Just the place to have yet another puncture! More torrential rain for the last 8 miles into Tongue, where I was pleased to find 2 hotels, wifi, and good food. Downhill finish too!
Day 16 Sunday
Tongue to John O’Groats
Too many hills for a final day. Climb after climb for the first 20 miles. Wished I hadn’t had such an excellent (heavy) full Scottish breakfast. Legs gone, granny gears on all the hills.
Then the rain stopped and the sun (sort of) came out. Fired up by a couple of Lucozade energy drinks and chocolate, and the fact that I found I’d overestimated the mileage by 4 miles, I perked up and pressed on against the Atlantic (?) wind.
The constant bumping of the tyre patch became tiresome (sic) so I fitted my last inner tube and pumped it up to full pressure, only for it to fail 6 miles from John O’Groats. Pumped it up every mile. No problem – nearly there now.
Got to JO’G about 4pm, no signpost (“due to unforseen circumstances”) so we had to use the one painted on the wall and take our own photos. That was more fun anyway.
Cafes both closed. Toilets 20p, knocked her down to 13p (all I had in change).
Bought some cheap souvenirs (20% off – the place closes for the winter on Friday). Very bleak and exposed place but under development. Not much going on here, people tend to arrive, take their photos, load up and clear off home.
Phewwwwww. Thanks Jon & Lin.
Well that was it. 1095 miles. I must admit it tested my tired old body, but I have no permanent injuries – my bottom can already be sat on.
We got to see some magnificent countryside, enjoyed excellent hospitality, and generally enjoyed mucking about on a push bike.
I’m indebted to the friends, friends of friends and family, who provided accommodation and support. Especially Jon & Lin who gave with unexpected but welcome support when Jon had to stop riding, and Dawn, who even decorated the lounge whilst I was out of the way.
I now hold the world record for punctures incurred (surely) and weigh a little less than I did 16 days ago. Anybody interested in 8 only slightly damaged, inner tubes?
My ancient but classic Dawes Galaxy did the job with no breakages and was a joy to ride – I could never justify buying a modern bike now – after all, this one was good for over 1000 miles!
Thank you so much for all of your texts, emails, comments, advice, and of course donations – they really helped.

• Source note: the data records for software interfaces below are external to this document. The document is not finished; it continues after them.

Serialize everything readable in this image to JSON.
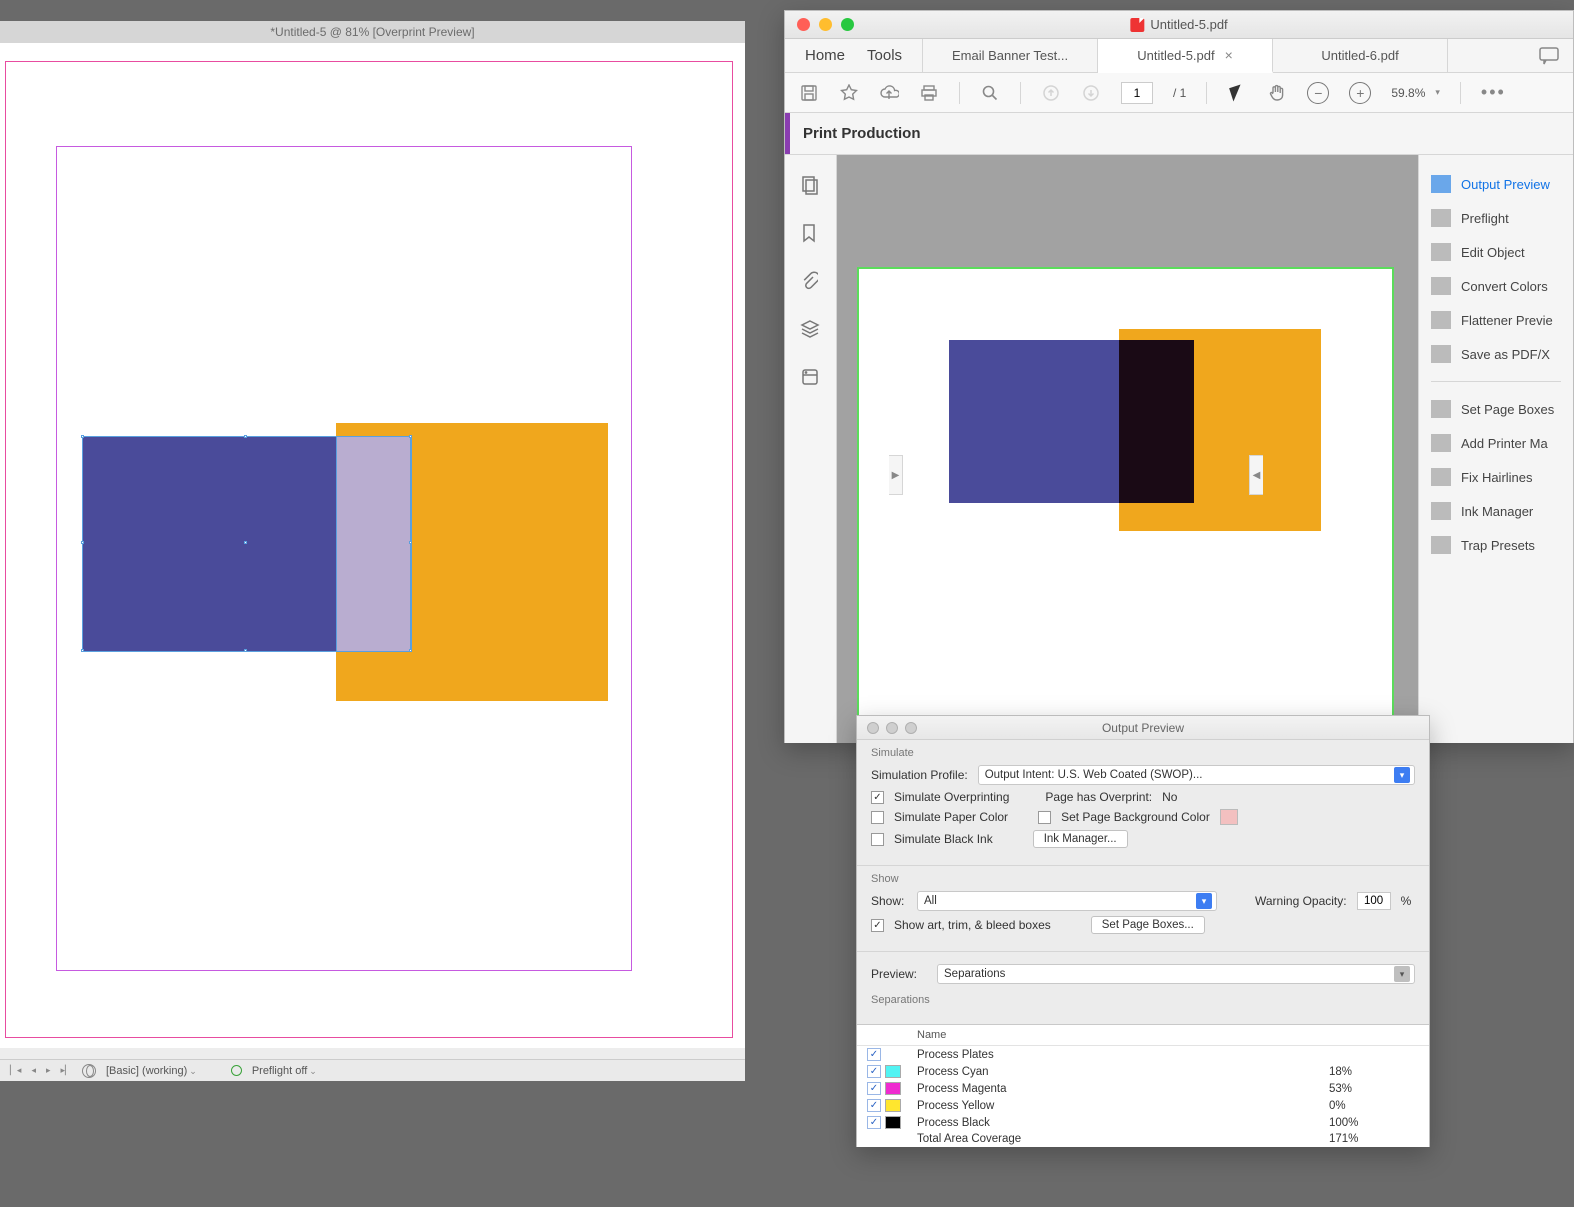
{
  "indesign": {
    "title": "*Untitled-5 @ 81% [Overprint Preview]",
    "status": {
      "preset": "[Basic] (working)",
      "preflight": "Preflight off"
    },
    "colors": {
      "purple": "#4a4b9a",
      "orange": "#f0a71d",
      "overlap": "#b9add0"
    }
  },
  "acrobat": {
    "window_title": "Untitled-5.pdf",
    "nav": {
      "home": "Home",
      "tools": "Tools"
    },
    "tabs": [
      {
        "label": "Email Banner Test...",
        "active": false,
        "closable": false
      },
      {
        "label": "Untitled-5.pdf",
        "active": true,
        "closable": true
      },
      {
        "label": "Untitled-6.pdf",
        "active": false,
        "closable": false
      }
    ],
    "page": {
      "current": "1",
      "total": "/  1"
    },
    "zoom": "59.8%",
    "panel_header": "Print Production",
    "right_rail": {
      "items_a": [
        "Output Preview",
        "Preflight",
        "Edit Object",
        "Convert Colors",
        "Flattener Previe",
        "Save as PDF/X"
      ],
      "items_b": [
        "Set Page Boxes",
        "Add Printer Ma",
        "Fix Hairlines",
        "Ink Manager",
        "Trap Presets"
      ]
    },
    "page_colors": {
      "purple": "#4a4b9a",
      "orange": "#f0a71d",
      "overlap": "#1a0a15",
      "border": "#5bdc5b"
    }
  },
  "output_preview": {
    "title": "Output Preview",
    "simulate": {
      "label": "Simulate",
      "profile_label": "Simulation Profile:",
      "profile_value": "Output Intent: U.S. Web Coated (SWOP)...",
      "simulate_overprinting": "Simulate Overprinting",
      "page_has_overprint_label": "Page has Overprint:",
      "page_has_overprint_value": "No",
      "simulate_paper_color": "Simulate Paper Color",
      "set_bg": "Set Page Background Color",
      "simulate_black_ink": "Simulate Black Ink",
      "ink_manager_btn": "Ink Manager..."
    },
    "show": {
      "label": "Show",
      "show_label": "Show:",
      "show_value": "All",
      "warning_label": "Warning Opacity:",
      "warning_value": "100",
      "pct": "%",
      "art_boxes": "Show art, trim, & bleed boxes",
      "set_boxes_btn": "Set Page Boxes..."
    },
    "preview": {
      "label": "Preview:",
      "value": "Separations"
    },
    "separations": {
      "label": "Separations",
      "header_name": "Name",
      "rows": [
        {
          "name": "Process Plates",
          "value": "",
          "color": null
        },
        {
          "name": "Process Cyan",
          "value": "18%",
          "color": "#52f3f3"
        },
        {
          "name": "Process Magenta",
          "value": "53%",
          "color": "#ef2bd0"
        },
        {
          "name": "Process Yellow",
          "value": "0%",
          "color": "#ffe62e"
        },
        {
          "name": "Process Black",
          "value": "100%",
          "color": "#000000"
        },
        {
          "name": "Total Area Coverage",
          "value": "171%",
          "color": null
        }
      ]
    }
  }
}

Despite the rain this was an enjoyable little adventure for all of us, and at the same time we had managed to raise some funds for a worthwhile charity.
Would I do it again? No chance. Done that. Still waiting for the T shirt.
Back to Stratford upon Avon and reality.